    See. hot button issue there. Sorry for the rant.

    OH, and to the steroid injection person. I’ve had a couple for my L5-S1 problems, 1 sent me into a moderate mania, and the other sent me into a 6 week agitated depression. make sure you tell your shrink if you’re going to have the injection so you’re prepared. And these psychiatric reactions are not just limited to those with pre-existing mental illness. Steroids are weird things.

  17. […] lady, Sara at My Sad Alter Ego appropriately rails against a fellow clinician pointing out that depression does not equal lack of competence. The patient lies in his bed, breathing heavily, his heartbeat marked by syncopated triplet rhythms […]

  18. How many times,….decide not to present all of the options?

    All the time. Common consults: ‘Old psych meds’, ‘patient known to psych, ‘patient with issues’. Worse, patients who have No psychiatric diagnosis or meds whatsoever, but have simply committed the crime of living to a ripe old age have to get a psych consult just because the surgeon doesn’t have the time to talk to them. As a psychiatry resident it pisses me off, and I have no hesitation in indicating the uselessness of the consult in my report.

  19. We have come so far in understanding psychiatric conditions, come so far in treatment with new and more effective medications and yet this asinine stigma still exists.

    The only way to combat it is to talk about it. The more we try to keep it under wraps (it’s depression for me), the less chance we have to confront ignorance and change perceptions.

    My personal opinion is that people fear mental illnesses because they don’t understand them or they don’t know anyone in their personal lives who deals with it on a daily basis.

    I must triage 20 people a shift. I would venture that at least 75% of them are taking an SSRI or a benzodiazepine for anxiety. We see ads for SSRIs on television in prime time. With so much information out there, it is depressing (no pun intended) to think an educated surgeon would be so ignorant.

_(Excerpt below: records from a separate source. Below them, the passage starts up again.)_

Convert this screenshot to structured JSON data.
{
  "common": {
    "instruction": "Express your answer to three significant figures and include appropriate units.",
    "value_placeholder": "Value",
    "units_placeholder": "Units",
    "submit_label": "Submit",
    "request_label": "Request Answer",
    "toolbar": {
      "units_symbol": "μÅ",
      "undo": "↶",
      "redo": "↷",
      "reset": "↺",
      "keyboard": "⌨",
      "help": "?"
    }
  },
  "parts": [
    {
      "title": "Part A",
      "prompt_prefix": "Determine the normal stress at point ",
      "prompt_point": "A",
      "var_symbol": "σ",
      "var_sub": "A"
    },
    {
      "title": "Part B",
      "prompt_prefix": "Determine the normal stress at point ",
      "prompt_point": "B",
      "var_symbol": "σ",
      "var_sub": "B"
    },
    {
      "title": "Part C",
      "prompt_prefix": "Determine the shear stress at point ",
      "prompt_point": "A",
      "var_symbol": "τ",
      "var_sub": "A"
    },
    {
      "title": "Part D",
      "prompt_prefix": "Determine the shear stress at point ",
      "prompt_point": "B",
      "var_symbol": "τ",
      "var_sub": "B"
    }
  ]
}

    Part of what the health care team needs to realize is that underneath the medications, behind the patient presenting with psychosis to the ER, attached to the psych diagnosis is a human being. Someone who deserves to be respected and cared for and treated with dignity. Why is that so hard to get across to people?

  20. […] Previously published here. […]

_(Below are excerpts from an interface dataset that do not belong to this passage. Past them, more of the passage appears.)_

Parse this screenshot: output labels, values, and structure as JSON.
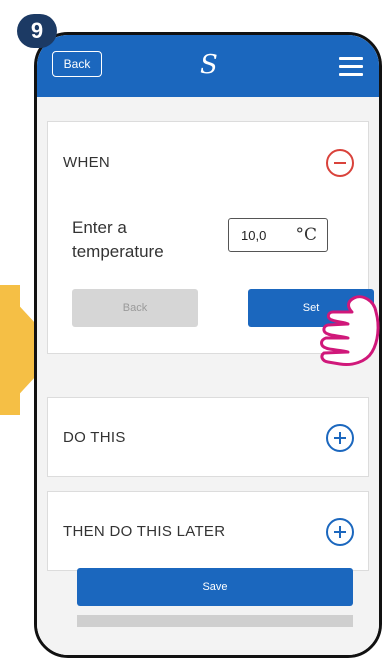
{
  "step_badge": "9",
  "header": {
    "back_label": "Back",
    "logo_glyph": "S",
    "menu_icon": "hamburger-menu-icon",
    "bg_color": "#1b67be"
  },
  "when": {
    "title": "WHEN",
    "toggle_icon": "minus-circle-icon",
    "toggle_color": "#d9423b",
    "prompt": "Enter a temperature",
    "temperature_value": "10,0",
    "unit": "°C",
    "back_label": "Back",
    "set_label": "Set"
  },
  "do_this": {
    "title": "DO THIS",
    "toggle_icon": "plus-circle-icon"
  },
  "then_do_this_later": {
    "title": "THEN DO THIS LATER",
    "toggle_icon": "plus-circle-icon"
  },
  "save_label": "Save",
  "accent_color": "#1b67be",
  "highlight_color": "#f5bf45"
}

Comments RSS TrackBack Identifier URI

Leave a Reply

Fill in your details below or click an icon to log in:

WordPress.com Logo

You are commenting using your WordPress.com account. Log Out /  Change )

Google+ photo

You are commenting using your Google+ account. Log Out /  Change )

Twitter picture

You are commenting using your Twitter account. Log Out /  Change )

Facebook photo

You are commenting using your Facebook account. Log Out /  Change )


Connecting to %s